Sun 3 Nov 2019, 3 pm
Charles Gaines, noted American artist, educator, and recipient of the 2019 Edward MacDowell Medal, joins Thelma Golden, Director and Chief Curator of The Studio Museum, Laura Owens, and Gary Simmons, LA-based artists and former students of Gaines, for a discussion about his systematic approach to artmaking and his new works presented in ‘Palm Trees and Other Works.’
This event is free, however, reservations are recommended. Click here to register.
About Charles Gaines
A pivotal figure in the field of Conceptual Art, Charles Gaines’s body of work engages formulas and systems that interrogate relationships between the objective and the subjective realms. Using a generative approach to create a series of works in a variety of mediums, he has built a bridge between the early conceptual artists of the 1960s and 1970s and subsequent generations of artists pushing the limits of conceptualism today.
Gaines lives and works in Los Angeles, and has been a member of the CalArts School of Art faculty since 1990. He has been the subject of numerous exhibitions in the United States and internationally, and his work is in prominent public collections including the Museum of Modern Art, New York NY, the Whitney Museum of American Art, New York NY, the Studio Museum in Harlem, New York NY and the Los Angeles County Museum of Art, Los Angeles CA. Gaines’ work was presented at the Venice Biennale in 2007 and 2015.
About Thelma Golden
Thelma Golden is Director and Chief Curator of The Studio Museum in Harlem, where she began her career in 1987 before joining the Whitney Museum of American Art in 1988. After a decade at the Whitney, she returned to the Studio Museum in 2000 as Deputy Director for Exhibitions and Programs, and was named Director and Chief Curator in 2005. Golden was appointed to the Committee for the Preservation of the White House by President Obama in 2010, and in 2015 joined the Barack Obama Foundation’s Board of Directors. She also sits on the Board of the Los Angeles County Museum of Art, the Andrew W. Mellon Foundation, and the Crystal Bridges Museum.
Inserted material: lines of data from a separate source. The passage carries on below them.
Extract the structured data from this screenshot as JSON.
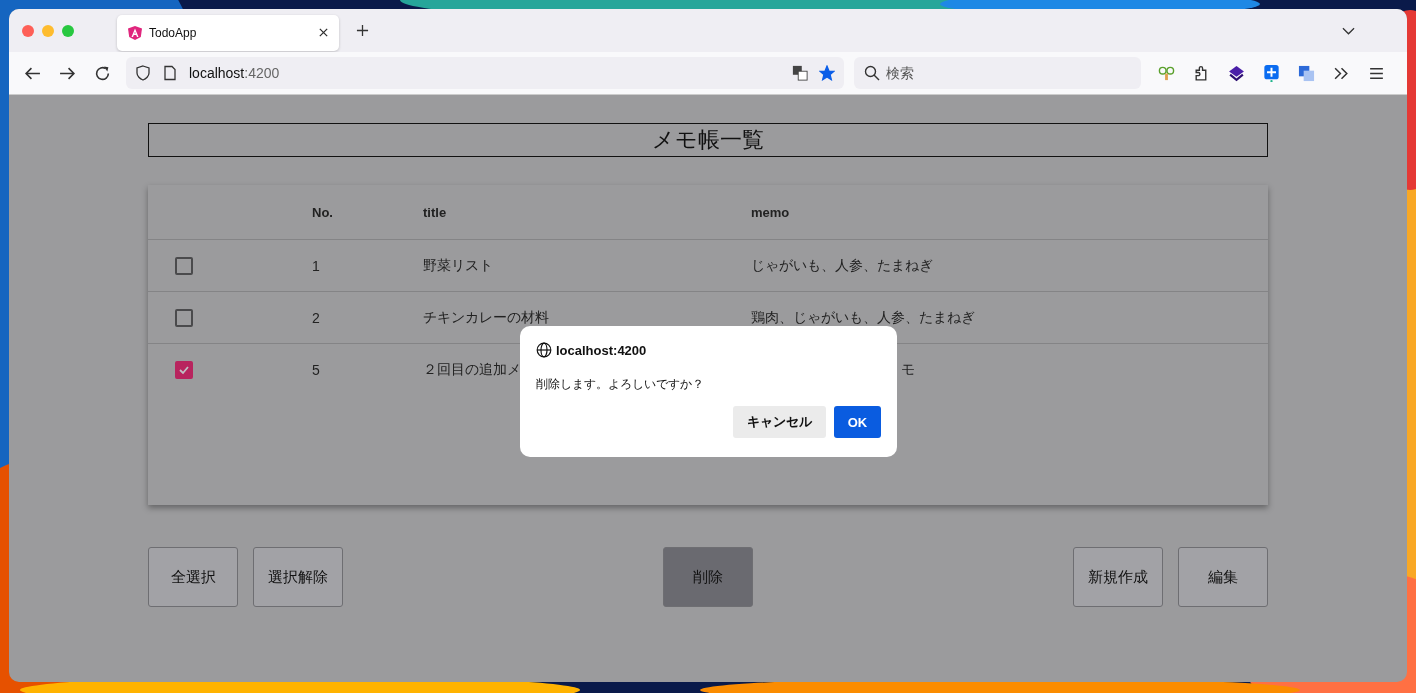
{
  "browser": {
    "tab": {
      "title": "TodoApp",
      "selected": true
    },
    "url_host": "localhost",
    "url_port": ":4200",
    "bookmarked": true,
    "search": {
      "placeholder": "検索"
    }
  },
  "page": {
    "heading": "メモ帳一覧",
    "table": {
      "columns": [
        "No.",
        "title",
        "memo"
      ],
      "rows": [
        {
          "checked": false,
          "no": "1",
          "title": "野菜リスト",
          "memo": "じゃがいも、人参、たまねぎ"
        },
        {
          "checked": false,
          "no": "2",
          "title": "チキンカレーの材料",
          "memo": "鶏肉、じゃがいも、人参、たまねぎ"
        },
        {
          "checked": true,
          "no": "5",
          "title": "２回目の追加メ",
          "memo": "モ"
        }
      ]
    },
    "buttons_left": [
      {
        "label": "全選択",
        "pressed": false
      },
      {
        "label": "選択解除",
        "pressed": false
      }
    ],
    "button_center": {
      "label": "削除",
      "pressed": true
    },
    "buttons_right": [
      {
        "label": "新規作成",
        "pressed": false
      },
      {
        "label": "編集",
        "pressed": false
      }
    ]
  },
  "dialog": {
    "origin": "localhost:4200",
    "message": "削除します。よろしいですか？",
    "cancel": "キャンセル",
    "ok": "OK"
  }
}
Golden is a 2008 Henry Crown Fellow at the Aspen Institute and is the recipient of the 2016 Audrey Irmas Award for Curatorial Excellence. In 2015, she was appointed as a Ford Foundation Art of Change Visiting Fellow and in 2017, Golden was honored with both the Outstanding Contributions to the Arts Award from the Americans for the Arts and the Groundbreaker Award from Prospect.4 New Orleans. In 2018, Golden was awarded a J. Paul Getty Medal. She has received honorary degrees from Columbia University, the City College of New York, Smith College, and a Barnard Medal of Distinction from Barnard College.
About Laura Owens
Laura Owens lives and works in Los Angeles. She studied at the Rhode Island School of Design, the Skowhegan School of Painting and Sculpture, and the California Institute of Arts. For more than twenty years, Owens has pioneered an innovative approach to painting that challenges traditional assumptions about the nature of figuration and abstraction, the relationships among avant-garde art, craft, and pop culture, and the interplay between painting and contemporary technologies. Her work is characterized by a ranging, nuanced and often humorous approach to her medium, one that has seen her embrace and reinvent sources from inside and outside the canon – whether avant-garde, decorative, high-brow, popular or personal. Owens was recently the subject of a retrospective at the Whitney Museum of American Art, New York (2017-19), Dallas Museum of Art and MOCA Los Angeles. Other recent solo exhibitions include those at CCA Wattis Institute, San Francisco (2016) and Secession, Vienna (2015). In summer 2020, the artist will present an exhibition at Cleveland Museum of Art in collaboration with high school students participating in the CMA’s Arts Mastery program. Owens is represented by Gavin Brown’s enterprise, New York / Rome; Sadie Coles HQ, London; and Galerie Gisela Capitain, Cologne.
About Gary Simmons
Gary Simmons, a LA based artist, utilizes icons of US pop culture, architecture, and film in his drawings and paintings, which address personal and societal issues of class and race. Racial identity and politics are essential to his work, ruminating on how perception of the past creates uncertainties in the formation of present and future American society. Simmons received his BFA from the School of Visual Arts in 1988, and his MFA from CalArts in 1990. Shortly thereafter he was awarded both the National Endowment for the Arts Interarts Grant and the Penny McCall Foundation Grant.